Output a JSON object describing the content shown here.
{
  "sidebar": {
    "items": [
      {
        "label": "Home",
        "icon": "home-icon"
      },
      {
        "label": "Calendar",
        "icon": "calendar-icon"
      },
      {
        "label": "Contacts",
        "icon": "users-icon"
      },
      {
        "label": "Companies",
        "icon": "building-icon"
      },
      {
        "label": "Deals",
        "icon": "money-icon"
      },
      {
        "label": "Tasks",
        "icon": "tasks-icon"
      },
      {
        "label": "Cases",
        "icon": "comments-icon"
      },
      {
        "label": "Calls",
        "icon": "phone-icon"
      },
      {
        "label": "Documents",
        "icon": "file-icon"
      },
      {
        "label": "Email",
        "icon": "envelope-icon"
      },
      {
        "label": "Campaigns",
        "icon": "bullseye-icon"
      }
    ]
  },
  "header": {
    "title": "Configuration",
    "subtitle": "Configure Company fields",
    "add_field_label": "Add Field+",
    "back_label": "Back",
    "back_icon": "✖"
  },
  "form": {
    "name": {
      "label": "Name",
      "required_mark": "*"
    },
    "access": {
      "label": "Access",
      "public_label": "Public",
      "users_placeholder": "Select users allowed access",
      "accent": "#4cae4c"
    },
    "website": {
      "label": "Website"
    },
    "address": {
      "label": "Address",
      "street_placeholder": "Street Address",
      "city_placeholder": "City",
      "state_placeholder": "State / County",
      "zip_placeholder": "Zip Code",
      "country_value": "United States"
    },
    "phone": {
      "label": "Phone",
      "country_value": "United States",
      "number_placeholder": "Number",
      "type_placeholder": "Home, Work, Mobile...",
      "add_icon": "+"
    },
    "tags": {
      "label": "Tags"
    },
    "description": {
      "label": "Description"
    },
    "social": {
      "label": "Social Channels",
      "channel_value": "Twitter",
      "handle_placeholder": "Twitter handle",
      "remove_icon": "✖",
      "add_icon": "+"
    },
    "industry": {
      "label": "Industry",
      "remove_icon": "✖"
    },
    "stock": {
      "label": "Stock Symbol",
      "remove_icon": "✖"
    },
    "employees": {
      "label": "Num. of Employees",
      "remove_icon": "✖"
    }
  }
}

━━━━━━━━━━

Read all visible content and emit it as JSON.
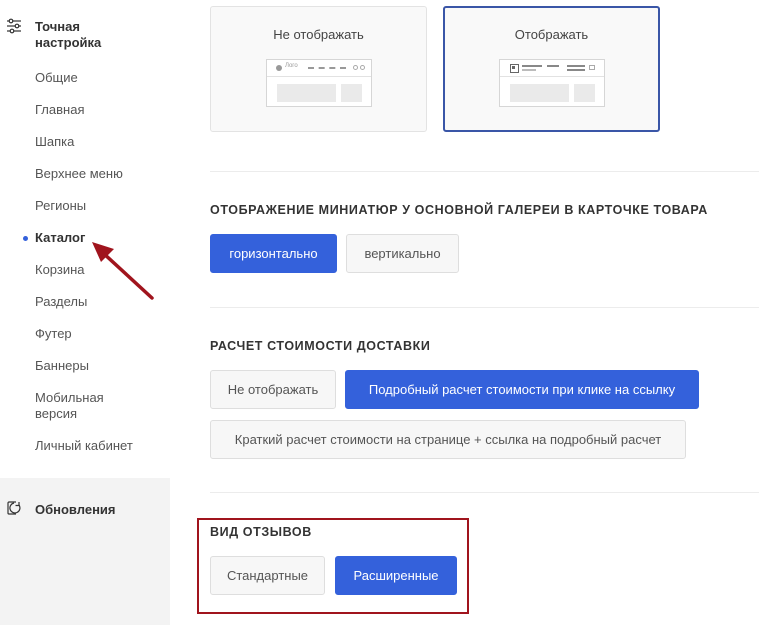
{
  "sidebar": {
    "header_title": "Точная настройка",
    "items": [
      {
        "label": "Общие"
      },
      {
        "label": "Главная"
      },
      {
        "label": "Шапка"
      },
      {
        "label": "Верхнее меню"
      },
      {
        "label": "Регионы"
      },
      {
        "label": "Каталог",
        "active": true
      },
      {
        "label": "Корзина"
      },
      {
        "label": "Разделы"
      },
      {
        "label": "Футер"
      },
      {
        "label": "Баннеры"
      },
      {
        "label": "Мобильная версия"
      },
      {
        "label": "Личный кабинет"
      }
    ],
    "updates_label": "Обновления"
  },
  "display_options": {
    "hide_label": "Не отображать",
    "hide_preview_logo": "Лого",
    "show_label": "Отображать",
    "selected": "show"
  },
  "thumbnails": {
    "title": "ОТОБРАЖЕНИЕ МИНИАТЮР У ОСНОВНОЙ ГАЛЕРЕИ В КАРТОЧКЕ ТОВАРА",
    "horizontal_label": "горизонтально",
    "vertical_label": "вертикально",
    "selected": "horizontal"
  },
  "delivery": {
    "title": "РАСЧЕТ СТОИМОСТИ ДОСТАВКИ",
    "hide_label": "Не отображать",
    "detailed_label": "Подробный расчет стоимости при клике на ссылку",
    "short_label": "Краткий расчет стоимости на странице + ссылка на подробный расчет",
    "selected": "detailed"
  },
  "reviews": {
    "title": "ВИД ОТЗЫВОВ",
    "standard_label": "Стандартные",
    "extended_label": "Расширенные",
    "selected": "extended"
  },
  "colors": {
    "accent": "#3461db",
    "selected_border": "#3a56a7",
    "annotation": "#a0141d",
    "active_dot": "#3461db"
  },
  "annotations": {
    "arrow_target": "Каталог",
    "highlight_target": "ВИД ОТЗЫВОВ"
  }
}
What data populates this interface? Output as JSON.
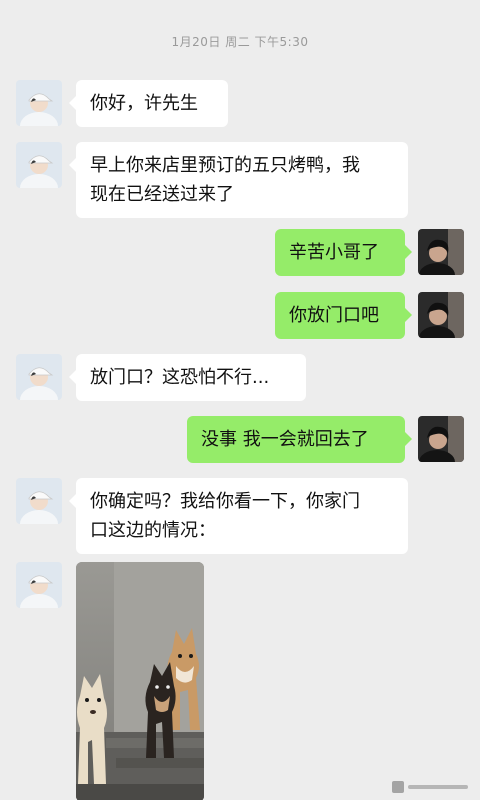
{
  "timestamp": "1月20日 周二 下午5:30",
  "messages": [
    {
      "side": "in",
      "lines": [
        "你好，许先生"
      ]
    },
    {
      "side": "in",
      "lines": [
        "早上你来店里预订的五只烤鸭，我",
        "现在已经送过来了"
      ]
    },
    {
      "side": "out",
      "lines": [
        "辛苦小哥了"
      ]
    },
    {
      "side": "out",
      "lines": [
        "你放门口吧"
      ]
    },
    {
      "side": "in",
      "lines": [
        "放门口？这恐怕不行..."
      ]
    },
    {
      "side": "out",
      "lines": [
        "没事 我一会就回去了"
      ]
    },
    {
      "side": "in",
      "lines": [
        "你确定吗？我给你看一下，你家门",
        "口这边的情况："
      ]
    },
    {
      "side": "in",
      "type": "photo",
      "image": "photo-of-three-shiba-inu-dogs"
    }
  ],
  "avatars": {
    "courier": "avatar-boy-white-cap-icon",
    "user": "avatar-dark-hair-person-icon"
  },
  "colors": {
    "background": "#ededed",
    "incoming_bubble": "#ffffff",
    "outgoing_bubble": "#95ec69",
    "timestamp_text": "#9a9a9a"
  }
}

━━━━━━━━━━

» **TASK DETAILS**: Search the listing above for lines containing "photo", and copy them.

» **RESULT OF THIS EXERCISE**:
      "type": "photo",
      "image": "photo-of-three-shiba-inu-dogs"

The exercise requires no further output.